There are plenty of doctors and nurses willing to euthanize patients in secular health care situations. I don’t want them. My family and I need to know I can go someplace to receive care that will not acquiesce to euthanasia or assisted suicide – even if I request it because of depression, feeling I am a burden, or multiple sclerosis has affected my mental state.[2]

Thank you for considering my recommendations.

Mark Davis Pickup

[1] See Report of the Special Joint Committee on Physician-Assisted  Dying, Recommendations 10 & 11. Also see Michael Cook, “Canada’s euthanasia Leviathan”, MercatorNet.com, http://www.mercatornet.com/careful/view/canadas-euthanasia-leviathan/17961 
[2] See A LETTER TO MY DOCTOR NOT TO KILL ME. I placed the text of that letter on my blog. See http://www.humanlifematters.org/2016/04/a-letter-to-my-doctor-not-to-kill-me.html


Mike MacPherson, clerk to the Standing Committee of Justice and Human Rights email: JUST@parl.gc.ca

- Anthony Housefather, Chair, Standing Committee on Justice & Human Rights, email Anthony.Housefather@parl.gc.ca
- Ted Falk, Vice-Chair, Standing Committee on Justice & Human Rights, Ted.Falk@parl,gc,ca
- Murray Rankin, Vice-Chair, Standing Committee on Justice & Human Rights, Murray.Rankin@parl.gc.ca

Other committee members include: Chris Bittle - Chris.Bittle@parl.gc.ca, Michael Cooper -Michael.Cooper@parl.gc.ca, Colin Fraser - Colin.Fraser@parl.gc.ca, Ahmed Hussen - Ahmed.Hussen@parl.gc.ca, Ron McKinnon - Ron.McKinnon, Rob Nicholson - Rob.Nicholson@parl.gc.ca    


Voice of Gone Ballistic said...

I do not understand you keep referring to those that are specifically vulnerable. We are all vulnerable when we are sick.
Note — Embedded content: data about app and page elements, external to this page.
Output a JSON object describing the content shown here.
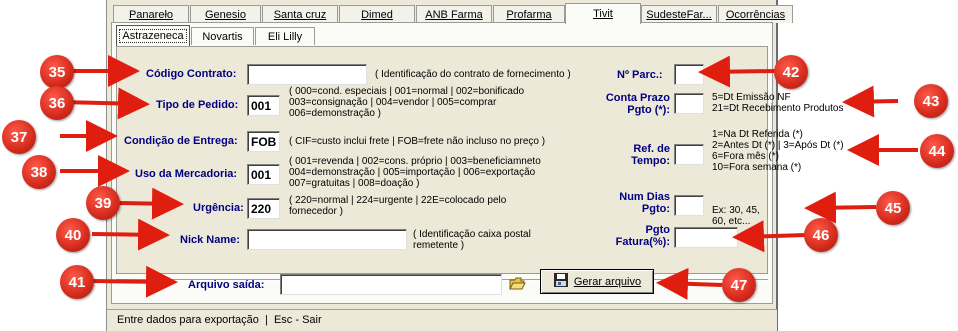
{
  "outer_tabs": [
    "Panareło",
    "Genesio",
    "Santa cruz",
    "Dimed",
    "ANB Farma",
    "Profarma",
    "Tivit",
    "SudesteFar...",
    "Ocorrências"
  ],
  "outer_active": "Tivit",
  "inner_tabs": [
    "Astrazeneca",
    "Novartis",
    "Eli Lilly"
  ],
  "inner_active": "Astrazeneca",
  "form": {
    "codigo_contrato": {
      "label": "Código Contrato:",
      "value": "",
      "hint": "( Identificação do contrato de fornecimento )"
    },
    "tipo_pedido": {
      "label": "Tipo de Pedido:",
      "value": "001",
      "hint": [
        "( 000=cond. especiais | 001=normal | 002=bonificado",
        "003=consignação | 004=vendor | 005=comprar",
        "006=demonstração )"
      ]
    },
    "condicao_entrega": {
      "label": "Condição de Entrega:",
      "value": "FOB",
      "hint": "( CIF=custo inclui frete | FOB=frete não incluso no preço )"
    },
    "uso_mercadoria": {
      "label": "Uso da Mercadoria:",
      "value": "001",
      "hint": [
        "( 001=revenda | 002=cons. próprio | 003=beneficiamneto",
        "004=demonstração | 005=importação | 006=exportação",
        "007=gratuitas | 008=doação )"
      ]
    },
    "urgencia": {
      "label": "Urgência:",
      "value": "220",
      "hint": [
        "( 220=normal | 224=urgente | 22E=colocado pelo",
        "fornecedor )"
      ]
    },
    "nick_name": {
      "label": "Nick Name:",
      "value": "",
      "hint": [
        "( Identificação caixa postal",
        "remetente )"
      ]
    },
    "num_parc": {
      "label": "Nº Parc.:",
      "value": ""
    },
    "conta_prazo": {
      "label_1": "Conta Prazo",
      "label_2": "Pgto (*):",
      "value": "",
      "hint": [
        "5=Dt Emissão NF",
        "21=Dt Recebimento Produtos"
      ]
    },
    "ref_tempo": {
      "label_1": "Ref. de",
      "label_2": "Tempo:",
      "value": "",
      "hint": [
        "1=Na Dt Referida (*)",
        "2=Antes Dt (*) | 3=Após Dt (*)",
        "6=Fora mês (*)",
        "10=Fora semana (*)"
      ]
    },
    "num_dias": {
      "label_1": "Num Dias",
      "label_2": "Pgto:",
      "value": "",
      "hint": "Ex: 30, 45, 60, etc..."
    },
    "pgto_fatura": {
      "label_1": "Pgto",
      "label_2": "Fatura(%):",
      "value": ""
    },
    "arquivo_saida": {
      "label": "Arquivo saída:",
      "value": ""
    },
    "gerar_button": "Gerar arquivo"
  },
  "status": "Entre dados para exportação  |  Esc - Sair",
  "markers": [
    "35",
    "36",
    "37",
    "38",
    "39",
    "40",
    "41",
    "42",
    "43",
    "44",
    "45",
    "46",
    "47"
  ],
  "colors": {
    "marker": "#d42a1c",
    "label": "#000080",
    "window": "#ece9d8"
  }
}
Also about doctors, they are great at referring patients. We already has a good death clinic in Vancouver. Dr. Ellen Weibe called her clinic HEMLOCK AID. To date two have died there by lethal injection. There might be more but how would we know as such deaths need not be made public. After a few months who dies will not be a good news story any more. Safeguards will deteriorate and who would know or who would care.

Mark Davis Pickup said...

You're right. Everyone is vulnerable when they are sick. You'e also right about safeguards: They are an illusion. See my earlier post where Belgium warns Canada about this very point after their bitter experience with safeguards. Safeguards aren't.

Pam Thorson said...

Nearly nineteen years ago, we had to fight back a push for euthanasia at a Canadian hospital when our son suffered a devastating spinal cord injury during a trip to Canada. We were able to bring him back to the States with the help of the wonderful people of Canada. He regained significant recovery and has lived at home for nearly two decades. He serves God daily in his broken body and has taught me much about faith.

We stand with you on this side of the border in the fight for life and dignity for the medically vulnerable. I would be interested in interviewing you and your family for the Unstoppable series on my website. You can contact me at thesong2008@live.com.


Pam Thorson
Caregiver, nurse, author, and speaker